#### Exercise directions
Below are some entries; set them all down exactly.

────────

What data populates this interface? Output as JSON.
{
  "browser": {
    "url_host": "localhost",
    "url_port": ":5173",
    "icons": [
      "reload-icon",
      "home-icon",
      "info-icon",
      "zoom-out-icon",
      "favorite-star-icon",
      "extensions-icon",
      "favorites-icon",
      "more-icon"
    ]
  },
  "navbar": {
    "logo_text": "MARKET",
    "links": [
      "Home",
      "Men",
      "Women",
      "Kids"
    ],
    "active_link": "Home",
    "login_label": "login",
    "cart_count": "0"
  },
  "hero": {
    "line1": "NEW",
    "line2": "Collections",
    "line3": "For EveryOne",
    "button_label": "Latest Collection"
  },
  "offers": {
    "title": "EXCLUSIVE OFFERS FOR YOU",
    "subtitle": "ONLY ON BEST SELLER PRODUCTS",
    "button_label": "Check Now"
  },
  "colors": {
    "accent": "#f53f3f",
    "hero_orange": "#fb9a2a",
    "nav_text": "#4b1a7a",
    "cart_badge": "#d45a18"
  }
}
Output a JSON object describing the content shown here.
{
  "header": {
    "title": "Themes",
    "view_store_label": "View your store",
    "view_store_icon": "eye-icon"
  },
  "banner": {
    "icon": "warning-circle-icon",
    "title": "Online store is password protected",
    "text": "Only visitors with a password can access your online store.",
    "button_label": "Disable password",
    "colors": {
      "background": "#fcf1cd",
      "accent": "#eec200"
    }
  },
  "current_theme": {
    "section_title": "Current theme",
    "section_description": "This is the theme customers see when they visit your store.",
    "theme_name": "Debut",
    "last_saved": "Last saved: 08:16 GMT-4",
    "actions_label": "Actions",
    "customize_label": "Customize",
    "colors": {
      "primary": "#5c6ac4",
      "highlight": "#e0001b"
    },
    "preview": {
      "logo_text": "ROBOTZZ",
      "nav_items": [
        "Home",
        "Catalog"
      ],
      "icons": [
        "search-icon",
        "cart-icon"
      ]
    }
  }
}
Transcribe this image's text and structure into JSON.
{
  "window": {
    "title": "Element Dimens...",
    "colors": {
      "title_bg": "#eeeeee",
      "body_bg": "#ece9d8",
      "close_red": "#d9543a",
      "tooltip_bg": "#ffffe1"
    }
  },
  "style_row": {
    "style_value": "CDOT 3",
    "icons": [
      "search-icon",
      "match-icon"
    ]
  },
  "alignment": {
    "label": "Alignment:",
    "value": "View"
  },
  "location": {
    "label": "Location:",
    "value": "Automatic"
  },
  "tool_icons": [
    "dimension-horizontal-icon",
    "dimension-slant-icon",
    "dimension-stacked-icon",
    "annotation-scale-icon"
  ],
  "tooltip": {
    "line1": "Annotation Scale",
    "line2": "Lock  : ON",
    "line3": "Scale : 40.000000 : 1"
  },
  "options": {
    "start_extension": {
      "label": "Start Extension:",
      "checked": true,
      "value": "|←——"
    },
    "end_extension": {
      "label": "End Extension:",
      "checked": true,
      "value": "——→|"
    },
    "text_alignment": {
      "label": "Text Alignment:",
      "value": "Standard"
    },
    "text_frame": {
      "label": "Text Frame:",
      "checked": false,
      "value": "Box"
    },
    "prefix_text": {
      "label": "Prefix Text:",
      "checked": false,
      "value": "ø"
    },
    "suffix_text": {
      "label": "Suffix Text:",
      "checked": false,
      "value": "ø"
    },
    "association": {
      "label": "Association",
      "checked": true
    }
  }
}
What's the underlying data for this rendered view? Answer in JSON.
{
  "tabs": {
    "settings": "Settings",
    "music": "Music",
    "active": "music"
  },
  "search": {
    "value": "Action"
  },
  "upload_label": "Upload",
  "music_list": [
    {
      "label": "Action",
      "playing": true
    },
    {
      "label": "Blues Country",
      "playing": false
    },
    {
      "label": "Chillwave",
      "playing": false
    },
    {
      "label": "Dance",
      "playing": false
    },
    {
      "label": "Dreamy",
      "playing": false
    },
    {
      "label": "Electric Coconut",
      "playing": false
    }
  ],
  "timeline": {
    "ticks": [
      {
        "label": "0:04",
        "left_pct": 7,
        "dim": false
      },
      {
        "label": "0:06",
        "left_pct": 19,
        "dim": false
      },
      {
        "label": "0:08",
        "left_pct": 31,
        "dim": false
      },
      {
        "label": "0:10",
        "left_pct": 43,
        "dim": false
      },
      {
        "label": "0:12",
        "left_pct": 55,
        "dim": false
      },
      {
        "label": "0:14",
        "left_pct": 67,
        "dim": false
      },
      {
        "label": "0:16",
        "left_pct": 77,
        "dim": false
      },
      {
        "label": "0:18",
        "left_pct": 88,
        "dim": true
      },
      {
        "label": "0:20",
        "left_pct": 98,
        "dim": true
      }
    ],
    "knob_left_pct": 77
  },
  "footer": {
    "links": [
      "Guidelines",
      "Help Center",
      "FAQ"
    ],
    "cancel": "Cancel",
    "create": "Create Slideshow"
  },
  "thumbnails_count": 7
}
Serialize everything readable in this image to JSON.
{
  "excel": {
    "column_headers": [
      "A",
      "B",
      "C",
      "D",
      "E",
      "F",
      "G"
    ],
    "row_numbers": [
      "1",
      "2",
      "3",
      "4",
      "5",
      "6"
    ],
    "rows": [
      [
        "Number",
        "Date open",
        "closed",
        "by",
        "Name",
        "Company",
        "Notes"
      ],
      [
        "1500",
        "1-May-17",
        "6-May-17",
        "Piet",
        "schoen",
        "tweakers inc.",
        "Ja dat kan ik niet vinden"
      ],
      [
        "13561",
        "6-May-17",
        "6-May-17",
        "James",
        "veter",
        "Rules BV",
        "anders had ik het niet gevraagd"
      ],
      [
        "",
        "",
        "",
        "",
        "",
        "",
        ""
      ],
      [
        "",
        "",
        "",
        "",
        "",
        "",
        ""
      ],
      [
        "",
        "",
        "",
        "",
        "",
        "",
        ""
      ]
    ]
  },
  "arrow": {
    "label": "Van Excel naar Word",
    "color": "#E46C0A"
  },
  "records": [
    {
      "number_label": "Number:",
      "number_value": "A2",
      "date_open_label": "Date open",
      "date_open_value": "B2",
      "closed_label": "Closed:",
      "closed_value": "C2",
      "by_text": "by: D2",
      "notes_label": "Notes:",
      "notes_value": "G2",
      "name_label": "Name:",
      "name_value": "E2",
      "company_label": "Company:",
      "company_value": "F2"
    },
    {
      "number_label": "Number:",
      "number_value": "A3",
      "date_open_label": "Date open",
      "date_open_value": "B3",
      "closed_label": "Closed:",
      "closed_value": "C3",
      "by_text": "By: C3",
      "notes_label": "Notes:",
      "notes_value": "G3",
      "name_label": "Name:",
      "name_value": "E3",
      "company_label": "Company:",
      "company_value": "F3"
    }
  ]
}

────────

#### Response to the exercise
What data populates this interface? Output as JSON.
{
  "browser": {
    "url_host": "localhost",
    "url_port": ":5173",
    "icons": [
      "reload-icon",
      "home-icon",
      "info-icon",
      "zoom-out-icon",
      "favorite-star-icon",
      "extensions-icon",
      "favorites-icon",
      "more-icon"
    ]
  },
  "navbar": {
    "logo_text": "MARKET",
    "links": [
      "Home",
      "Men",
      "Women",
      "Kids"
    ],
    "active_link": "Home",
    "login_label": "login",
    "cart_count": "0"
  },
  "hero": {
    "line1": "NEW",
    "line2": "Collections",
    "line3": "For EveryOne",
    "button_label": "Latest Collection"
  },
  "offers": {
    "title": "EXCLUSIVE OFFERS FOR YOU",
    "subtitle": "ONLY ON BEST SELLER PRODUCTS",
    "button_label": "Check Now"
  },
  "colors": {
    "accent": "#f53f3f",
    "hero_orange": "#fb9a2a",
    "nav_text": "#4b1a7a",
    "cart_badge": "#d45a18"
  }
}
Output a JSON object describing the content shown here.
{
  "header": {
    "title": "Themes",
    "view_store_label": "View your store",
    "view_store_icon": "eye-icon"
  },
  "banner": {
    "icon": "warning-circle-icon",
    "title": "Online store is password protected",
    "text": "Only visitors with a password can access your online store.",
    "button_label": "Disable password",
    "colors": {
      "background": "#fcf1cd",
      "accent": "#eec200"
    }
  },
  "current_theme": {
    "section_title": "Current theme",
    "section_description": "This is the theme customers see when they visit your store.",
    "theme_name": "Debut",
    "last_saved": "Last saved: 08:16 GMT-4",
    "actions_label": "Actions",
    "customize_label": "Customize",
    "colors": {
      "primary": "#5c6ac4",
      "highlight": "#e0001b"
    },
    "preview": {
      "logo_text": "ROBOTZZ",
      "nav_items": [
        "Home",
        "Catalog"
      ],
      "icons": [
        "search-icon",
        "cart-icon"
      ]
    }
  }
}
Transcribe this image's text and structure into JSON.
{
  "window": {
    "title": "Element Dimens...",
    "colors": {
      "title_bg": "#eeeeee",
      "body_bg": "#ece9d8",
      "close_red": "#d9543a",
      "tooltip_bg": "#ffffe1"
    }
  },
  "style_row": {
    "style_value": "CDOT 3",
    "icons": [
      "search-icon",
      "match-icon"
    ]
  },
  "alignment": {
    "label": "Alignment:",
    "value": "View"
  },
  "location": {
    "label": "Location:",
    "value": "Automatic"
  },
  "tool_icons": [
    "dimension-horizontal-icon",
    "dimension-slant-icon",
    "dimension-stacked-icon",
    "annotation-scale-icon"
  ],
  "tooltip": {
    "line1": "Annotation Scale",
    "line2": "Lock  : ON",
    "line3": "Scale : 40.000000 : 1"
  },
  "options": {
    "start_extension": {
      "label": "Start Extension:",
      "checked": true,
      "value": "|←——"
    },
    "end_extension": {
      "label": "End Extension:",
      "checked": true,
      "value": "——→|"
    },
    "text_alignment": {
      "label": "Text Alignment:",
      "value": "Standard"
    },
    "text_frame": {
      "label": "Text Frame:",
      "checked": false,
      "value": "Box"
    },
    "prefix_text": {
      "label": "Prefix Text:",
      "checked": false,
      "value": "ø"
    },
    "suffix_text": {
      "label": "Suffix Text:",
      "checked": false,
      "value": "ø"
    },
    "association": {
      "label": "Association",
      "checked": true
    }
  }
}
What's the underlying data for this rendered view? Answer in JSON.
{
  "tabs": {
    "settings": "Settings",
    "music": "Music",
    "active": "music"
  },
  "search": {
    "value": "Action"
  },
  "upload_label": "Upload",
  "music_list": [
    {
      "label": "Action",
      "playing": true
    },
    {
      "label": "Blues Country",
      "playing": false
    },
    {
      "label": "Chillwave",
      "playing": false
    },
    {
      "label": "Dance",
      "playing": false
    },
    {
      "label": "Dreamy",
      "playing": false
    },
    {
      "label": "Electric Coconut",
      "playing": false
    }
  ],
  "timeline": {
    "ticks": [
      {
        "label": "0:04",
        "left_pct": 7,
        "dim": false
      },
      {
        "label": "0:06",
        "left_pct": 19,
        "dim": false
      },
      {
        "label": "0:08",
        "left_pct": 31,
        "dim": false
      },
      {
        "label": "0:10",
        "left_pct": 43,
        "dim": false
      },
      {
        "label": "0:12",
        "left_pct": 55,
        "dim": false
      },
      {
        "label": "0:14",
        "left_pct": 67,
        "dim": false
      },
      {
        "label": "0:16",
        "left_pct": 77,
        "dim": false
      },
      {
        "label": "0:18",
        "left_pct": 88,
        "dim": true
      },
      {
        "label": "0:20",
        "left_pct": 98,
        "dim": true
      }
    ],
    "knob_left_pct": 77
  },
  "footer": {
    "links": [
      "Guidelines",
      "Help Center",
      "FAQ"
    ],
    "cancel": "Cancel",
    "create": "Create Slideshow"
  },
  "thumbnails_count": 7
}
Serialize everything readable in this image to JSON.
{
  "excel": {
    "column_headers": [
      "A",
      "B",
      "C",
      "D",
      "E",
      "F",
      "G"
    ],
    "row_numbers": [
      "1",
      "2",
      "3",
      "4",
      "5",
      "6"
    ],
    "rows": [
      [
        "Number",
        "Date open",
        "closed",
        "by",
        "Name",
        "Company",
        "Notes"
      ],
      [
        "1500",
        "1-May-17",
        "6-May-17",
        "Piet",
        "schoen",
        "tweakers inc.",
        "Ja dat kan ik niet vinden"
      ],
      [
        "13561",
        "6-May-17",
        "6-May-17",
        "James",
        "veter",
        "Rules BV",
        "anders had ik het niet gevraagd"
      ],
      [
        "",
        "",
        "",
        "",
        "",
        "",
        ""
      ],
      [
        "",
        "",
        "",
        "",
        "",
        "",
        ""
      ],
      [
        "",
        "",
        "",
        "",
        "",
        "",
        ""
      ]
    ]
  },
  "arrow": {
    "label": "Van Excel naar Word",
    "color": "#E46C0A"
  },
  "records": [
    {
      "number_label": "Number:",
      "number_value": "A2",
      "date_open_label": "Date open",
      "date_open_value": "B2",
      "closed_label": "Closed:",
      "closed_value": "C2",
      "by_text": "by: D2",
      "notes_label": "Notes:",
      "notes_value": "G2",
      "name_label": "Name:",
      "name_value": "E2",
      "company_label": "Company:",
      "company_value": "F2"
    },
    {
      "number_label": "Number:",
      "number_value": "A3",
      "date_open_label": "Date open",
      "date_open_value": "B3",
      "closed_label": "Closed:",
      "closed_value": "C3",
      "by_text": "By: C3",
      "notes_label": "Notes:",
      "notes_value": "G3",
      "name_label": "Name:",
      "name_value": "E3",
      "company_label": "Company:",
      "company_value": "F3"
    }
  ]
}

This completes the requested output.